> **TASK STATEMENT**:
Nothing should be dropped or changed: copy every line of the listing.

> **DATA UNDER STUDY**:
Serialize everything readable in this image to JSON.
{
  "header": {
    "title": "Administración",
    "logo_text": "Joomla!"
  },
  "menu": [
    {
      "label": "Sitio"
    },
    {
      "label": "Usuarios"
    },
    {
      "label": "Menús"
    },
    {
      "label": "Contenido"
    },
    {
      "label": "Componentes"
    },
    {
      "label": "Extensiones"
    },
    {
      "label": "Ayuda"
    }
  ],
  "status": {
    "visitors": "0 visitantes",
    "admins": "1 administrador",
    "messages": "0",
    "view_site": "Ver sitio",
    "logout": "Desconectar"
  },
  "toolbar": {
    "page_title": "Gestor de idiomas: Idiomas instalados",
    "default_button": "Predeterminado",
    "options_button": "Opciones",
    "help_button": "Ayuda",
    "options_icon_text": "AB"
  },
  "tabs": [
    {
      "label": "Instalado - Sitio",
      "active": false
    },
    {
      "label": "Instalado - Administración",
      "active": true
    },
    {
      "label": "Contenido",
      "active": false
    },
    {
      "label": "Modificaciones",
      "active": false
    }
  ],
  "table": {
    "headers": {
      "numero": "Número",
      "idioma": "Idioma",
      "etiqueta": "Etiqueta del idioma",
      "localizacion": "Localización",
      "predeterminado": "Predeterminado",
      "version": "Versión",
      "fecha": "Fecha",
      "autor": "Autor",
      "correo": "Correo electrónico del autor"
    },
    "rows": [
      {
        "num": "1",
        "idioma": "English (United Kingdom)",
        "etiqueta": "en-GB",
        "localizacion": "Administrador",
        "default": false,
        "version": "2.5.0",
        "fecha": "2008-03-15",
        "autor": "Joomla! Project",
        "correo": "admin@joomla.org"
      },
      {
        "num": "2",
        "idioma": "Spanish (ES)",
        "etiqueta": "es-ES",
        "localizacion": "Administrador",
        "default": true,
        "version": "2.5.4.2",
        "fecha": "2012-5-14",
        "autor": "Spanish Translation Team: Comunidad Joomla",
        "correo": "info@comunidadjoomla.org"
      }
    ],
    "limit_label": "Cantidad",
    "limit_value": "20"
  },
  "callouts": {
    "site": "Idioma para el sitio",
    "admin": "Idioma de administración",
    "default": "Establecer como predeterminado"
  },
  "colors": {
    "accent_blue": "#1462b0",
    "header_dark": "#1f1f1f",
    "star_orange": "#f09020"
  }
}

> **SOLVED EXERCISE**:
Serialize everything readable in this image to JSON.
{
  "header": {
    "title": "Administración",
    "logo_text": "Joomla!"
  },
  "menu": [
    {
      "label": "Sitio"
    },
    {
      "label": "Usuarios"
    },
    {
      "label": "Menús"
    },
    {
      "label": "Contenido"
    },
    {
      "label": "Componentes"
    },
    {
      "label": "Extensiones"
    },
    {
      "label": "Ayuda"
    }
  ],
  "status": {
    "visitors": "0 visitantes",
    "admins": "1 administrador",
    "messages": "0",
    "view_site": "Ver sitio",
    "logout": "Desconectar"
  },
  "toolbar": {
    "page_title": "Gestor de idiomas: Idiomas instalados",
    "default_button": "Predeterminado",
    "options_button": "Opciones",
    "help_button": "Ayuda",
    "options_icon_text": "AB"
  },
  "tabs": [
    {
      "label": "Instalado - Sitio",
      "active": false
    },
    {
      "label": "Instalado - Administración",
      "active": true
    },
    {
      "label": "Contenido",
      "active": false
    },
    {
      "label": "Modificaciones",
      "active": false
    }
  ],
  "table": {
    "headers": {
      "numero": "Número",
      "idioma": "Idioma",
      "etiqueta": "Etiqueta del idioma",
      "localizacion": "Localización",
      "predeterminado": "Predeterminado",
      "version": "Versión",
      "fecha": "Fecha",
      "autor": "Autor",
      "correo": "Correo electrónico del autor"
    },
    "rows": [
      {
        "num": "1",
        "idioma": "English (United Kingdom)",
        "etiqueta": "en-GB",
        "localizacion": "Administrador",
        "default": false,
        "version": "2.5.0",
        "fecha": "2008-03-15",
        "autor": "Joomla! Project",
        "correo": "admin@joomla.org"
      },
      {
        "num": "2",
        "idioma": "Spanish (ES)",
        "etiqueta": "es-ES",
        "localizacion": "Administrador",
        "default": true,
        "version": "2.5.4.2",
        "fecha": "2012-5-14",
        "autor": "Spanish Translation Team: Comunidad Joomla",
        "correo": "info@comunidadjoomla.org"
      }
    ],
    "limit_label": "Cantidad",
    "limit_value": "20"
  },
  "callouts": {
    "site": "Idioma para el sitio",
    "admin": "Idioma de administración",
    "default": "Establecer como predeterminado"
  },
  "colors": {
    "accent_blue": "#1462b0",
    "header_dark": "#1f1f1f",
    "star_orange": "#f09020"
  }
}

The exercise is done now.